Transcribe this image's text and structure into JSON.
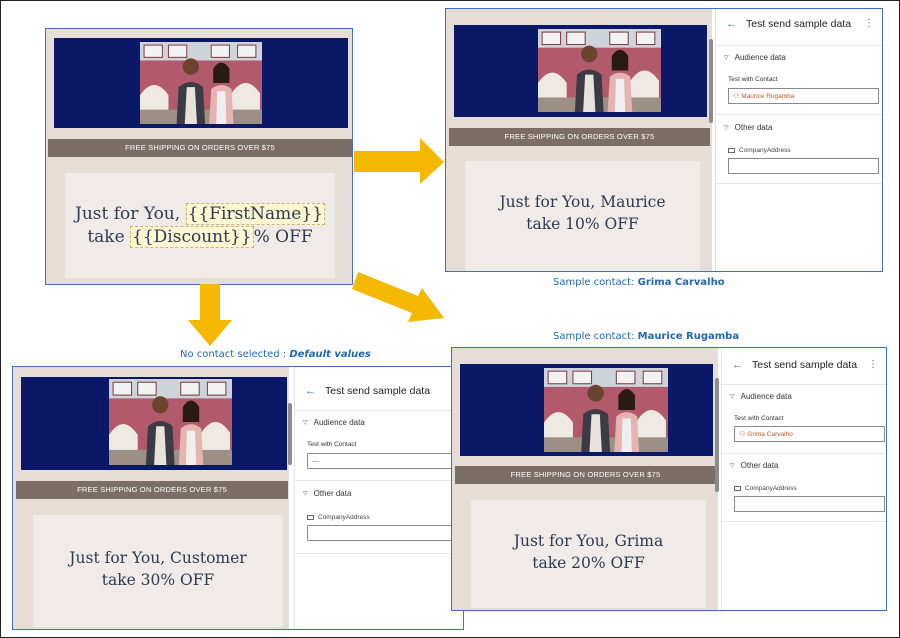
{
  "colors": {
    "frame_border": "#3f6fc6",
    "email_header_bg": "#0b1767",
    "shipping_band_bg": "#7b6e66",
    "email_bg": "#e6ddd7",
    "arrow_fill": "#f5b800",
    "caption_text": "#1f66b3",
    "accent_blue": "#2b6cd1",
    "contact_text": "#c05a2a"
  },
  "template": {
    "shipping_banner": "FREE SHIPPING ON ORDERS OVER $75",
    "greeting_prefix": "Just for You, ",
    "firstname_token": "{{FirstName}}",
    "take_prefix": "take ",
    "discount_token": "{{Discount}}",
    "discount_suffix": "% OFF"
  },
  "preview_maurice": {
    "shipping_banner": "FREE SHIPPING ON ORDERS OVER $75",
    "line1": "Just for You, Maurice",
    "line2": "take 10% OFF",
    "pane": {
      "title": "Test send sample data",
      "section_audience": "Audience data",
      "contact_label": "Test with Contact",
      "contact_value": "Maurice Rugamba",
      "section_other": "Other data",
      "address_label": "CompanyAddress"
    }
  },
  "preview_default": {
    "shipping_banner": "FREE SHIPPING ON ORDERS OVER $75",
    "line1": "Just for You, Customer",
    "line2": "take 30% OFF",
    "pane": {
      "title": "Test send sample data",
      "section_audience": "Audience data",
      "contact_label": "Test with Contact",
      "contact_value": "---",
      "section_other": "Other data",
      "address_label": "CompanyAddress"
    }
  },
  "preview_grima": {
    "shipping_banner": "FREE SHIPPING ON ORDERS OVER $75",
    "line1": "Just for You, Grima",
    "line2": "take 20% OFF",
    "pane": {
      "title": "Test send sample data",
      "section_audience": "Audience data",
      "contact_label": "Test with Contact",
      "contact_value": "Grima Carvalho",
      "section_other": "Other data",
      "address_label": "CompanyAddress"
    }
  },
  "captions": {
    "grima_prefix": "Sample contact: ",
    "grima_name": "Grima Carvalho",
    "default_prefix": "No contact selected : ",
    "default_value": "Default values",
    "maurice_prefix": "Sample contact: ",
    "maurice_name": "Maurice Rugamba"
  },
  "icons": {
    "back": "arrow-left-icon",
    "more": "more-vertical-icon",
    "section_toggle": "chevron-down-icon",
    "contact": "person-icon",
    "address": "document-icon",
    "flow": "arrow-icon"
  }
}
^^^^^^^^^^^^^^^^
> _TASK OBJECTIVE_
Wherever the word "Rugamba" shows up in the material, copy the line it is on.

> _ANSWER BELOW_
      "contact_value": "Maurice Rugamba",
    "maurice_name": "Maurice Rugamba"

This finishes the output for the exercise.